About this exercise>
Please report how many lines in the data below contain "color". Nothing besides the number should be written.
-------- Listed entries
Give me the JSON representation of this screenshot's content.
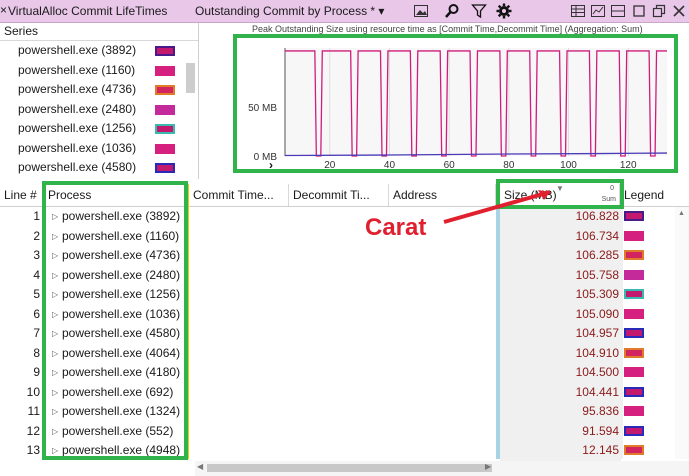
{
  "toolbar": {
    "close": "×",
    "title": "VirtualAlloc Commit LifeTimes",
    "view": "Outstanding Commit by Process *",
    "view_arrow": "▾"
  },
  "series": {
    "header": "Series",
    "items": [
      {
        "label": "powershell.exe (3892)",
        "fill": "#c2186e",
        "border": "#4a1a8a"
      },
      {
        "label": "powershell.exe (1160)",
        "fill": "#d6207f",
        "border": "#d6207f"
      },
      {
        "label": "powershell.exe (4736)",
        "fill": "#d2245e",
        "border": "#e07b2a"
      },
      {
        "label": "powershell.exe (2480)",
        "fill": "#c42a9a",
        "border": "#c42a9a"
      },
      {
        "label": "powershell.exe (1256)",
        "fill": "#c2186e",
        "border": "#3bb8b0"
      },
      {
        "label": "powershell.exe (1036)",
        "fill": "#d6207f",
        "border": "#d6207f"
      },
      {
        "label": "powershell.exe (4580)",
        "fill": "#c2186e",
        "border": "#2a2ab8"
      }
    ]
  },
  "chart_data": {
    "type": "line",
    "title": "Peak Outstanding Size using resource time as [Commit Time,Decommit Time] (Aggregation: Sum)",
    "y_ticks": [
      "50 MB",
      "0 MB"
    ],
    "x_ticks": [
      "20",
      "40",
      "60",
      "80",
      "100",
      "120"
    ],
    "xlim": [
      5,
      133
    ],
    "ylim": [
      0,
      110
    ],
    "series": [
      {
        "color": "#d01c7c",
        "x": [
          5,
          15,
          15.5,
          17,
          17.5,
          27,
          27.5,
          29,
          29.5,
          37,
          37.5,
          39,
          39.5,
          47,
          47.5,
          49,
          49.5,
          57,
          57.5,
          59,
          59.5,
          67,
          67.5,
          69,
          69.5,
          77,
          77.5,
          79,
          79.5,
          87,
          87.5,
          89,
          89.5,
          97,
          97.5,
          99,
          99.5,
          107,
          107.5,
          109,
          109.5,
          117,
          117.5,
          119,
          119.5,
          127,
          127.5,
          129,
          129.5,
          133
        ],
        "y": [
          107,
          107,
          0,
          0,
          107,
          107,
          0,
          0,
          107,
          107,
          0,
          0,
          107,
          107,
          0,
          0,
          107,
          107,
          0,
          0,
          107,
          107,
          0,
          0,
          107,
          107,
          0,
          0,
          107,
          107,
          0,
          0,
          107,
          107,
          0,
          0,
          107,
          107,
          0,
          0,
          107,
          107,
          0,
          0,
          107,
          107,
          0,
          0,
          107,
          107
        ]
      },
      {
        "color": "#4a3ab8",
        "x": [
          5,
          40,
          80,
          110,
          133
        ],
        "y": [
          0.5,
          1,
          2,
          2.5,
          3
        ]
      }
    ]
  },
  "table": {
    "columns": [
      "Line #",
      "Process",
      "Commit Time...",
      "Decommit Ti...",
      "Address",
      "Size (MB)",
      "Legend"
    ],
    "size_sub_top": "0",
    "size_sub_bottom": "Sum",
    "rows": [
      {
        "line": "1",
        "process": "powershell.exe (3892)",
        "size": "106.828",
        "fill": "#c2186e",
        "border": "#4a1a8a"
      },
      {
        "line": "2",
        "process": "powershell.exe (1160)",
        "size": "106.734",
        "fill": "#d6207f",
        "border": "#d6207f"
      },
      {
        "line": "3",
        "process": "powershell.exe (4736)",
        "size": "106.285",
        "fill": "#d2245e",
        "border": "#e07b2a"
      },
      {
        "line": "4",
        "process": "powershell.exe (2480)",
        "size": "105.758",
        "fill": "#c42a9a",
        "border": "#c42a9a"
      },
      {
        "line": "5",
        "process": "powershell.exe (1256)",
        "size": "105.309",
        "fill": "#c2186e",
        "border": "#3bb8b0"
      },
      {
        "line": "6",
        "process": "powershell.exe (1036)",
        "size": "105.090",
        "fill": "#d6207f",
        "border": "#d6207f"
      },
      {
        "line": "7",
        "process": "powershell.exe (4580)",
        "size": "104.957",
        "fill": "#c2186e",
        "border": "#2a2ab8"
      },
      {
        "line": "8",
        "process": "powershell.exe (4064)",
        "size": "104.910",
        "fill": "#d2245e",
        "border": "#e07b2a"
      },
      {
        "line": "9",
        "process": "powershell.exe (4180)",
        "size": "104.500",
        "fill": "#d6207f",
        "border": "#d6207f"
      },
      {
        "line": "10",
        "process": "powershell.exe (692)",
        "size": "104.441",
        "fill": "#c2186e",
        "border": "#2a2ab8"
      },
      {
        "line": "11",
        "process": "powershell.exe (1324)",
        "size": "95.836",
        "fill": "#d6207f",
        "border": "#d6207f"
      },
      {
        "line": "12",
        "process": "powershell.exe (552)",
        "size": "91.594",
        "fill": "#c2186e",
        "border": "#2a2ab8"
      },
      {
        "line": "13",
        "process": "powershell.exe (4948)",
        "size": "12.145",
        "fill": "#d2245e",
        "border": "#e07b2a"
      }
    ]
  },
  "annotation": {
    "label": "Carat",
    "color": "#e0202e",
    "highlight": "#2fb34a"
  }
}
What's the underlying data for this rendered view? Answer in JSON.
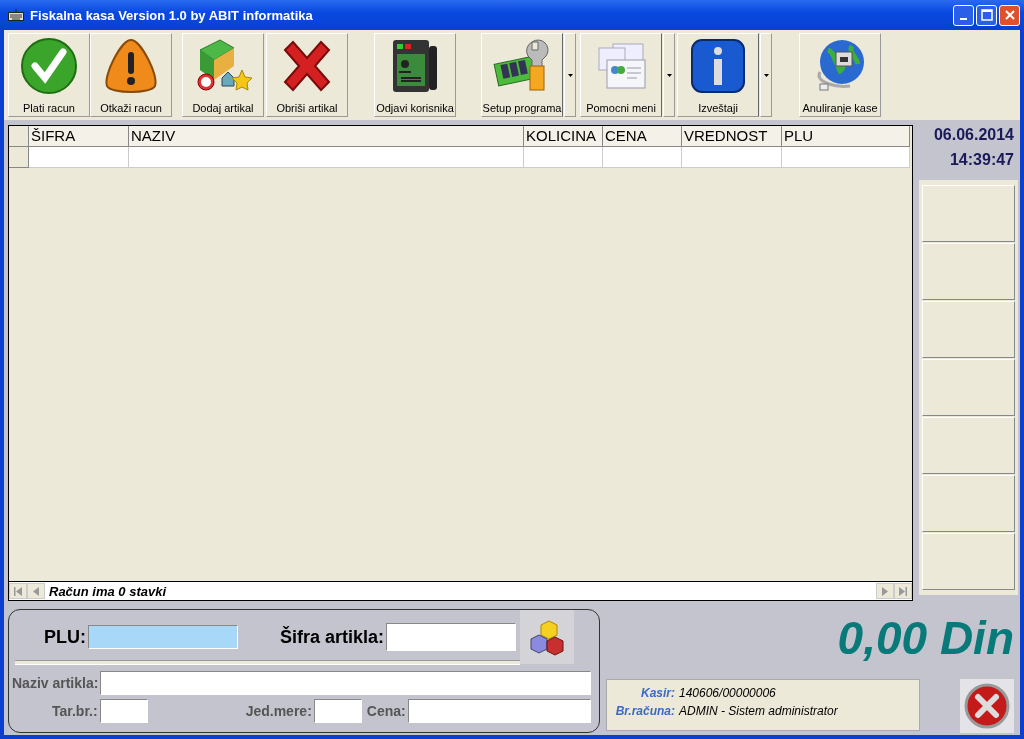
{
  "window": {
    "title": "Fiskalna kasa Version 1.0 by ABIT informatika"
  },
  "toolbar": [
    {
      "label": "Plati racun",
      "dropdown": false
    },
    {
      "label": "Otkaži racun",
      "dropdown": false
    },
    {
      "label": "Dodaj artikal",
      "dropdown": false
    },
    {
      "label": "Obriši artikal",
      "dropdown": false
    },
    {
      "label": "Odjavi korisnika",
      "dropdown": false
    },
    {
      "label": "Setup programa",
      "dropdown": true
    },
    {
      "label": "Pomocni meni",
      "dropdown": true
    },
    {
      "label": "Izveštaji",
      "dropdown": true
    },
    {
      "label": "Anuliranje kase",
      "dropdown": false
    }
  ],
  "grid": {
    "columns": [
      "ŠIFRA",
      "NAZIV",
      "KOLICINA",
      "CENA",
      "VREDNOST",
      "PLU"
    ],
    "footer": "Račun ima 0 stavki"
  },
  "clock": {
    "date": "06.06.2014",
    "time": "14:39:47"
  },
  "form": {
    "plu": "PLU:",
    "sifra": "Šifra artikla:",
    "naziv": "Naziv artikla:",
    "tar": "Tar.br.:",
    "jed": "Jed.mere:",
    "cena": "Cena:"
  },
  "total": "0,00 Din",
  "info": [
    {
      "label": "Kasir:",
      "value": "140606/00000006"
    },
    {
      "label": "Br.računa:",
      "value": "ADMIN - Sistem administrator"
    }
  ]
}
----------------
Exercise response>
3